Remember, you must be able to afford your mortgage payments going forward, or else your mortgage company could foreclose. Foreclosure is a process that even bankruptcy cannot always stop (Learn about foreclosure here).

If you have DO HAVE non-exempt equity in your home, even if you are behind on your mortgage payments, Chapter 13 may be right for you.

Chapter 13

In most cases, you may keep your home in Chapter 13 bankruptcy. Chapter 13 allows for payments to be made on missed mortgage payments through a repayment plan, even if you have equity in the property. Repayment plans are generally 3-5 years, which provides breathing room for many debtors to catch up on their late payments. The Automatic Stay protects you from foreclosure as long as you make your plan payments in full and on time.

Another benefit of chapter 13 is getting rid of second mortgages. In some cases, when the first mortgage balance exceeds the value of the home, a debtor may remove the second mortgage from the home through an action called “lien stripping”. A successful lien strip allows the second mortgage holder to be treated as an unsecured creditor, which generally gets paid much less through your repayment plan.

Conclusion

In some cases, you may keep your home if you file bankruptcy. Each case is unique, however, and the information provided above could not possibly cover every possible scenario. The information above is general in nature, and you should speak to a licensed bankruptcy attorney in your jurisdiction before filing bankruptcy.

Schedule a Free Consultation

 

DISCLAIMER: The information contained above is general in nature and provided as reference material only. This information is not specific legal advice about the application of the law to a particular fact scenario, nor does it replace (or purport to replace) any requirement to obtain specific legal advice.

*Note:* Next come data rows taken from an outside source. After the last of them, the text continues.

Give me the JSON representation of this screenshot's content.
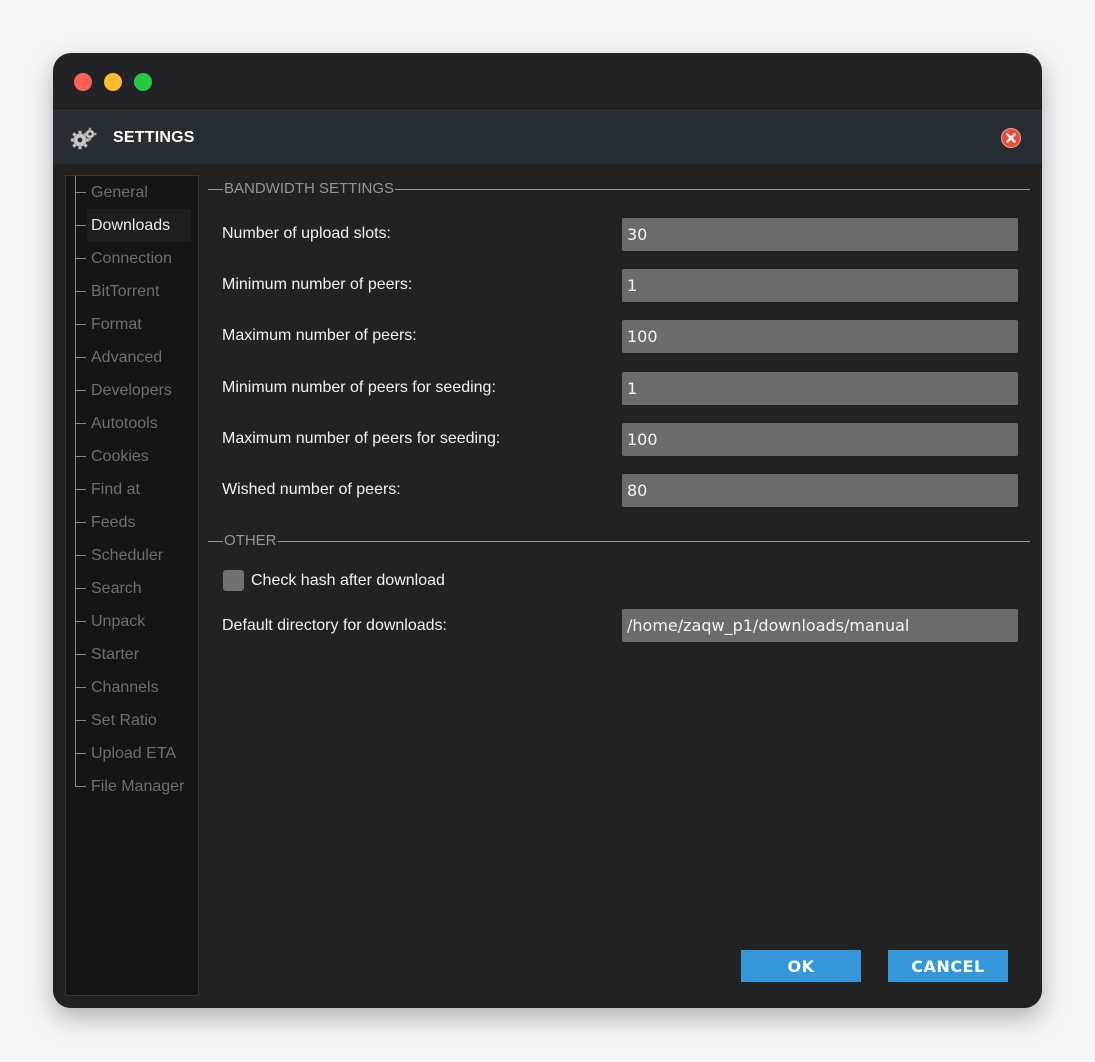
{
  "window": {
    "controls": {
      "close": "#fe5f57",
      "minimize": "#febc2e",
      "zoom": "#28c840"
    }
  },
  "dialog": {
    "title": "SETTINGS",
    "icon": "gears-icon",
    "close_icon": "close-circle-icon"
  },
  "sidebar": {
    "items": [
      {
        "label": "General"
      },
      {
        "label": "Downloads",
        "active": true
      },
      {
        "label": "Connection"
      },
      {
        "label": "BitTorrent"
      },
      {
        "label": "Format"
      },
      {
        "label": "Advanced"
      },
      {
        "label": "Developers"
      },
      {
        "label": "Autotools"
      },
      {
        "label": "Cookies"
      },
      {
        "label": "Find at"
      },
      {
        "label": "Feeds"
      },
      {
        "label": "Scheduler"
      },
      {
        "label": "Search"
      },
      {
        "label": "Unpack"
      },
      {
        "label": "Starter"
      },
      {
        "label": "Channels"
      },
      {
        "label": "Set Ratio"
      },
      {
        "label": "Upload ETA"
      },
      {
        "label": "File Manager"
      }
    ]
  },
  "bandwidth": {
    "title": "BANDWIDTH SETTINGS",
    "rows": [
      {
        "label": "Number of upload slots:",
        "value": "30"
      },
      {
        "label": "Minimum number of peers:",
        "value": "1"
      },
      {
        "label": "Maximum number of peers:",
        "value": "100"
      },
      {
        "label": "Minimum number of peers for seeding:",
        "value": "1"
      },
      {
        "label": "Maximum number of peers for seeding:",
        "value": "100"
      },
      {
        "label": "Wished number of peers:",
        "value": "80"
      }
    ]
  },
  "other": {
    "title": "OTHER",
    "check_hash_label": "Check hash after download",
    "check_hash_checked": false,
    "default_dir_label": "Default directory for downloads:",
    "default_dir_value": "/home/zaqw_p1/downloads/manual"
  },
  "buttons": {
    "ok": "OK",
    "cancel": "CANCEL"
  },
  "colors": {
    "accent": "#3497da",
    "titlebar": "#262e34",
    "close": "#e74c3c"
  }
}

This information is not intended to and does not create an attorney client relationship. If you require legal advice, that advice should always be obtained from a qualified legal practitioner in your jurisdiction.